  • Compare multiple parameters, from multiple loggers.
  • Multiple value axes on one graph. Set axes ranges.
  • Calculate on/off run times and percentages.
  • View and overlay data from successive deployments.
  • Capability to customize graphs, colors, legends, etc.
  • Good technical support.

Software packages with these features allow for easier analysis of the collected data. Specific data points can be filtered out for more accurate comparisons and study. Graphs and tabular data can be printed for use in reports and evaluation of long-term studies. In general, good, comprehensive analytical software is as important as the datalogger itself, when evaluating systems performance.

Features to Look for in a Datalogger

By now, the benefits and advantages of using dataloggers should be clear. Listed below are some of the basic features that you should look for when choosing dataloggers for use in your performance studies.

Ease of use. The logger should be user-friendly and easy to set up, activate, and off-load data. Size. The loggers should be small, easy to carry, and easy to install in hard-to-reach locations.

Self-powered. Dataloggers that are self-powered can be placed in areas and locations where electricity is not readily available.

Flexibility. Users should be able to define reading intervals, select external sensors, customize, and modify data easily.

Reliability. Choose loggers that have a proven track record for accuracy, reliability, and dependability.

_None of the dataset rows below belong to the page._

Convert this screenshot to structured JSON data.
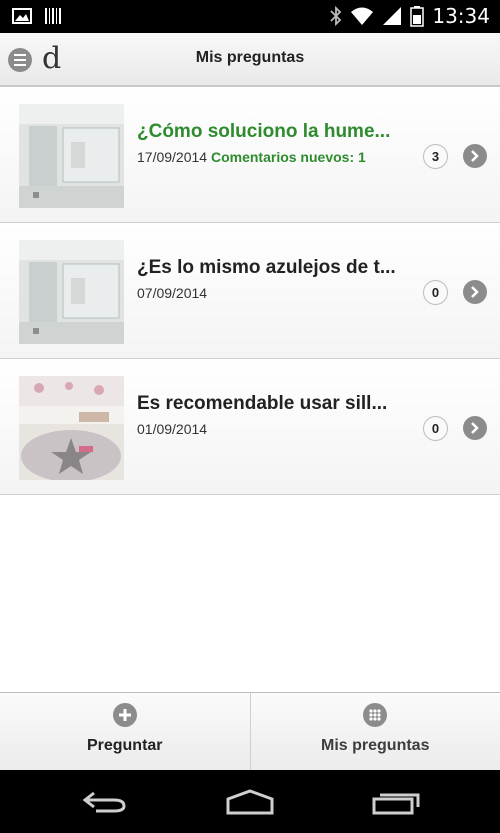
{
  "status_bar": {
    "time": "13:34",
    "icons": [
      "image-icon",
      "barcode-icon",
      "bluetooth-icon",
      "wifi-icon",
      "signal-icon",
      "battery-icon"
    ]
  },
  "header": {
    "logo_text": "d",
    "title": "Mis preguntas"
  },
  "questions": [
    {
      "title": "¿Cómo soluciono la hume...",
      "date": "17/09/2014",
      "new_comments": "Comentarios nuevos: 1",
      "count": "3",
      "highlighted": true
    },
    {
      "title": "¿Es lo mismo azulejos de t...",
      "date": "07/09/2014",
      "new_comments": "",
      "count": "0",
      "highlighted": false
    },
    {
      "title": "Es recomendable usar sill...",
      "date": "01/09/2014",
      "new_comments": "",
      "count": "0",
      "highlighted": false
    }
  ],
  "tabs": [
    {
      "label": "Preguntar",
      "icon": "plus-icon"
    },
    {
      "label": "Mis preguntas",
      "icon": "grid-icon"
    }
  ],
  "colors": {
    "accent_green": "#2e8b2e",
    "icon_gray": "#8c8c8c"
  }
}
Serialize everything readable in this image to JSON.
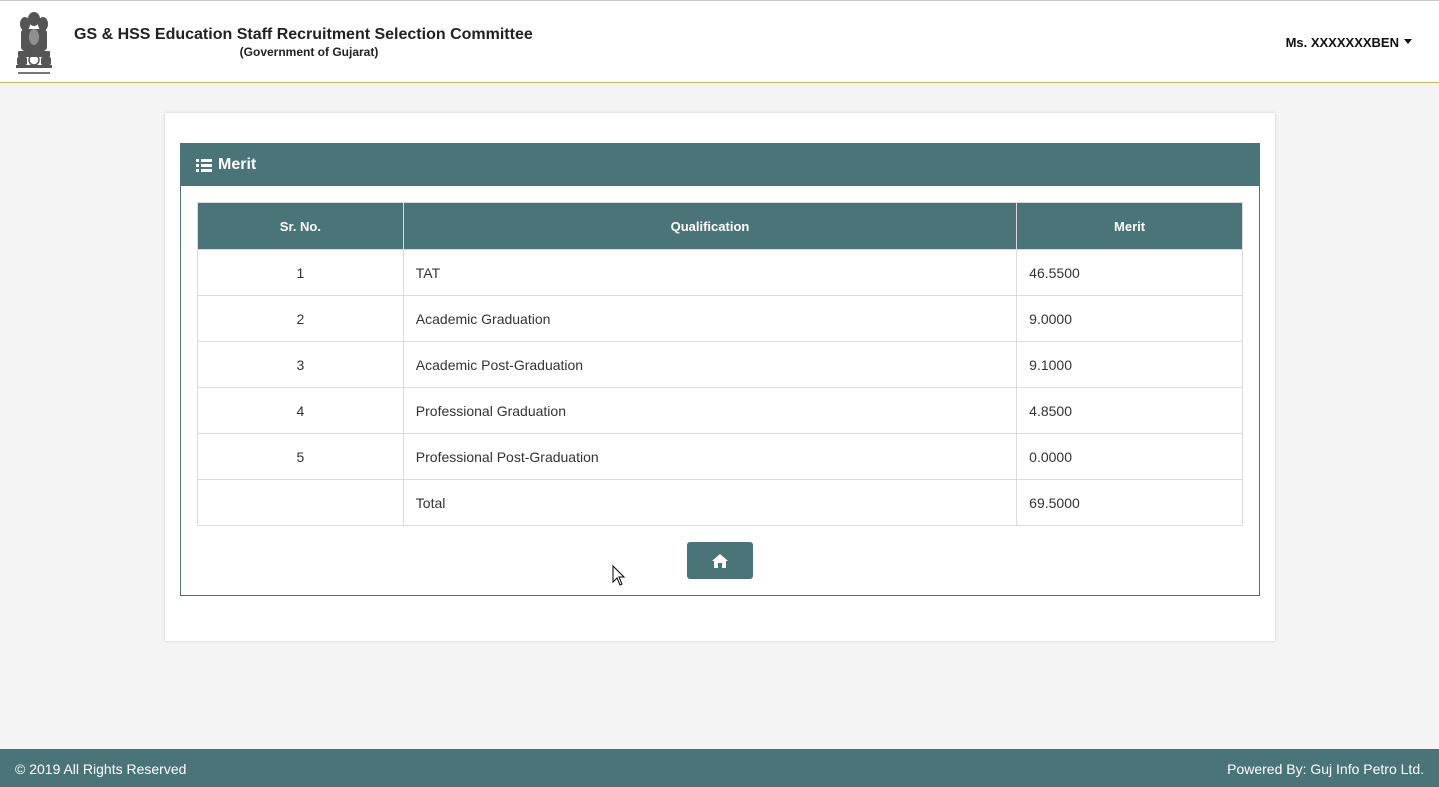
{
  "header": {
    "title": "GS & HSS Education Staff Recruitment Selection Committee",
    "subtitle": "(Government of Gujarat)",
    "user_name": "Ms. XXXXXXXBEN",
    "emblem_icon": "state-emblem-icon"
  },
  "panel": {
    "heading": "Merit",
    "heading_icon": "list-icon"
  },
  "table": {
    "columns": [
      "Sr. No.",
      "Qualification",
      "Merit"
    ],
    "rows": [
      {
        "sr": "1",
        "qualification": "TAT",
        "merit": "46.5500"
      },
      {
        "sr": "2",
        "qualification": "Academic Graduation",
        "merit": "9.0000"
      },
      {
        "sr": "3",
        "qualification": "Academic Post-Graduation",
        "merit": "9.1000"
      },
      {
        "sr": "4",
        "qualification": "Professional Graduation",
        "merit": "4.8500"
      },
      {
        "sr": "5",
        "qualification": "Professional Post-Graduation",
        "merit": "0.0000"
      },
      {
        "sr": "",
        "qualification": "Total",
        "merit": "69.5000"
      }
    ]
  },
  "home_button": {
    "icon": "home-icon"
  },
  "footer": {
    "copyright": "© 2019 All Rights Reserved",
    "powered_by": "Powered By: Guj Info Petro Ltd."
  },
  "colors": {
    "primary": "#4a7478",
    "header_border": "#d9b56a",
    "background": "#f4f4f4"
  }
}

Durability. Look for loggers that are designed for rugged indoor-outdoor use as appropriate to the project. They should be able to withstand the rigors of harsh environments (extreme heat and cold, excessive moisture, pressure, etc.).

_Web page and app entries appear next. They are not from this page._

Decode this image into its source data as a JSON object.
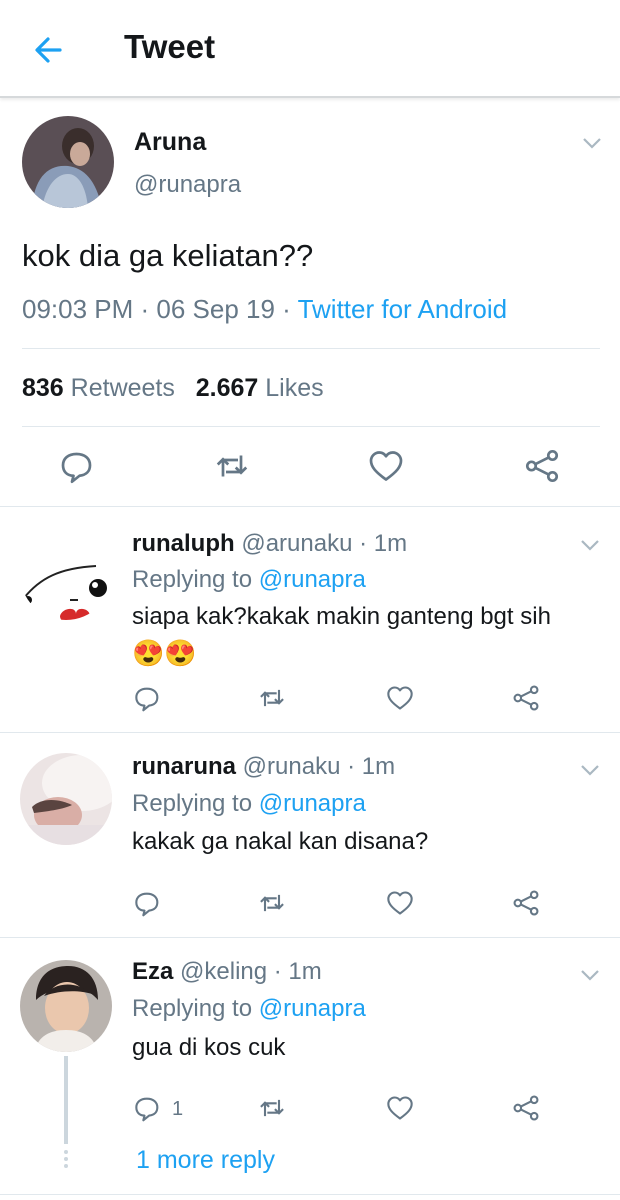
{
  "header": {
    "title": "Tweet"
  },
  "tweet": {
    "name": "Aruna",
    "handle": "@runapra",
    "text": "kok dia ga keliatan??",
    "time": "09:03 PM · 06 Sep 19 · ",
    "source": "Twitter for Android",
    "retweets_count": "836",
    "retweets_label": " Retweets",
    "likes_count": "2.667",
    "likes_label": " Likes"
  },
  "replies": [
    {
      "name": "runaluph",
      "handle_time": " @arunaku · 1m",
      "replying_prefix": "Replying to ",
      "replying_handle": "@runapra",
      "text": "siapa kak?kakak makin ganteng bgt sih",
      "emoji": "😍😍"
    },
    {
      "name": "runaruna",
      "handle_time": " @runaku · 1m",
      "replying_prefix": "Replying to ",
      "replying_handle": "@runapra",
      "text": "kakak ga nakal kan disana?"
    },
    {
      "name": "Eza",
      "handle_time": " @keling · 1m",
      "replying_prefix": "Replying to ",
      "replying_handle": "@runapra",
      "text": "gua di kos cuk",
      "reply_count": "1"
    }
  ],
  "more_replies": "1 more reply",
  "colors": {
    "accent": "#1da1f2",
    "secondary": "#657786",
    "text": "#14171a"
  },
  "icons": [
    "back-arrow-icon",
    "chevron-down-icon",
    "reply-icon",
    "retweet-icon",
    "like-icon",
    "share-icon"
  ]
}
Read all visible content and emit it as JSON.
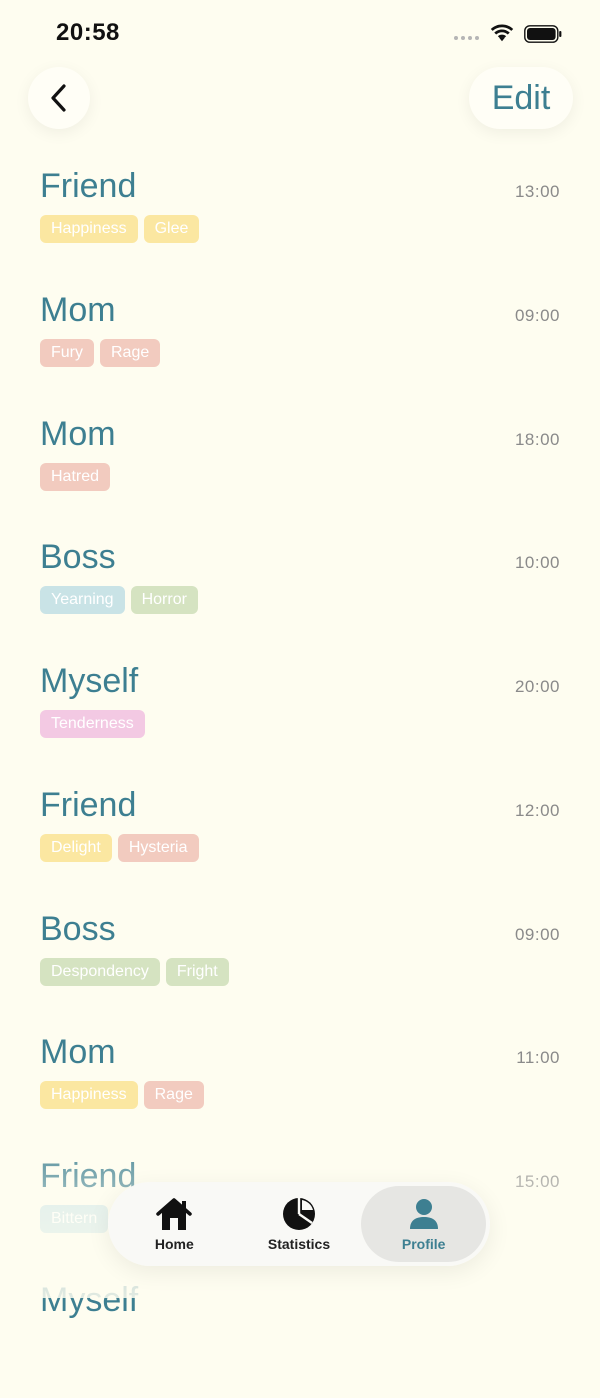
{
  "status_bar": {
    "time": "20:58"
  },
  "header": {
    "back_icon": "chevron-left-icon",
    "edit_label": "Edit"
  },
  "entries": [
    {
      "name": "Friend",
      "time": "13:00",
      "tags": [
        {
          "label": "Happiness",
          "color": "yellow"
        },
        {
          "label": "Glee",
          "color": "yellow"
        }
      ]
    },
    {
      "name": "Mom",
      "time": "09:00",
      "tags": [
        {
          "label": "Fury",
          "color": "red"
        },
        {
          "label": "Rage",
          "color": "red"
        }
      ]
    },
    {
      "name": "Mom",
      "time": "18:00",
      "tags": [
        {
          "label": "Hatred",
          "color": "red"
        }
      ]
    },
    {
      "name": "Boss",
      "time": "10:00",
      "tags": [
        {
          "label": "Yearning",
          "color": "blue"
        },
        {
          "label": "Horror",
          "color": "green"
        }
      ]
    },
    {
      "name": "Myself",
      "time": "20:00",
      "tags": [
        {
          "label": "Tenderness",
          "color": "pink"
        }
      ]
    },
    {
      "name": "Friend",
      "time": "12:00",
      "tags": [
        {
          "label": "Delight",
          "color": "yellow"
        },
        {
          "label": "Hysteria",
          "color": "red"
        }
      ]
    },
    {
      "name": "Boss",
      "time": "09:00",
      "tags": [
        {
          "label": "Despondency",
          "color": "green"
        },
        {
          "label": "Fright",
          "color": "green"
        }
      ]
    },
    {
      "name": "Mom",
      "time": "11:00",
      "tags": [
        {
          "label": "Happiness",
          "color": "yellow"
        },
        {
          "label": "Rage",
          "color": "red"
        }
      ]
    },
    {
      "name": "Friend",
      "time": "15:00",
      "tags": [
        {
          "label": "Bittern",
          "color": "blue"
        }
      ]
    },
    {
      "name": "Myself",
      "time": "",
      "tags": []
    }
  ],
  "tab_bar": {
    "tabs": [
      {
        "label": "Home",
        "icon": "home-icon",
        "active": false
      },
      {
        "label": "Statistics",
        "icon": "pie-chart-icon",
        "active": false
      },
      {
        "label": "Profile",
        "icon": "person-icon",
        "active": true
      }
    ]
  },
  "colors": {
    "background": "#fefdf0",
    "accent": "#3d7f91",
    "tag_yellow": "#fbe7a1",
    "tag_red": "#f2cbbf",
    "tag_blue": "#c9e3e6",
    "tag_green": "#d5e3c1",
    "tag_pink": "#f3c9e3"
  }
}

Technical support. Even in the best situations, there will always be questions about software, whether or not the logger is suitable for certain applications, and how to change the batteries. Choose loggers from a manufacturer that provides good, prompt, informative, and useful answers to your questions. There may be unforeseen problems that crop up, and having good technical support is a must.

Comprehensive software. The data that has been collected is useless if it can’t be analyzed. Make sure that the logger software is easy to use. Users should be able to access and customize data files easily.

Data shuttle capability. Data shuttles are convenient, hand-held devices that allow the off-load and relaunch of dataloggers while in the field. There is no need to bring the loggers back to the computer. The shuttle holds the data and is easily off loaded to the computer instead. This allows the loggers to remain in place.

Cost. Collecting data can be expensive, especially if it is done manually. Dataloggers can range in price from less than $100 to over $1,000. Although factors like accuracy, flexibility, and reliability are very important, so is the cost of the logger itself. Memory and computer processor prices have fallen sharply over the past few years, making dataloggers more accessible than ever before. The technology is readily available and increasingly affordable for small companies and large firms alike.


Dataloggers are effective, inexpensive tools ideal for monitoring and measuring building systems performance.

They can be used to collect important data from many types of devices and equipment, whether someone is there or not. They take the guesswork out of trying to evaluate the efficiency of a particular system, by providing accurate information. The benefits obtained from being able to print and easily store graphic and tabular data for analysis and evaluation are numerous. By using dataloggers to collect the information, valuable time can be spent elsewhere, analyzing, and evaluating the overall performance of the system. ES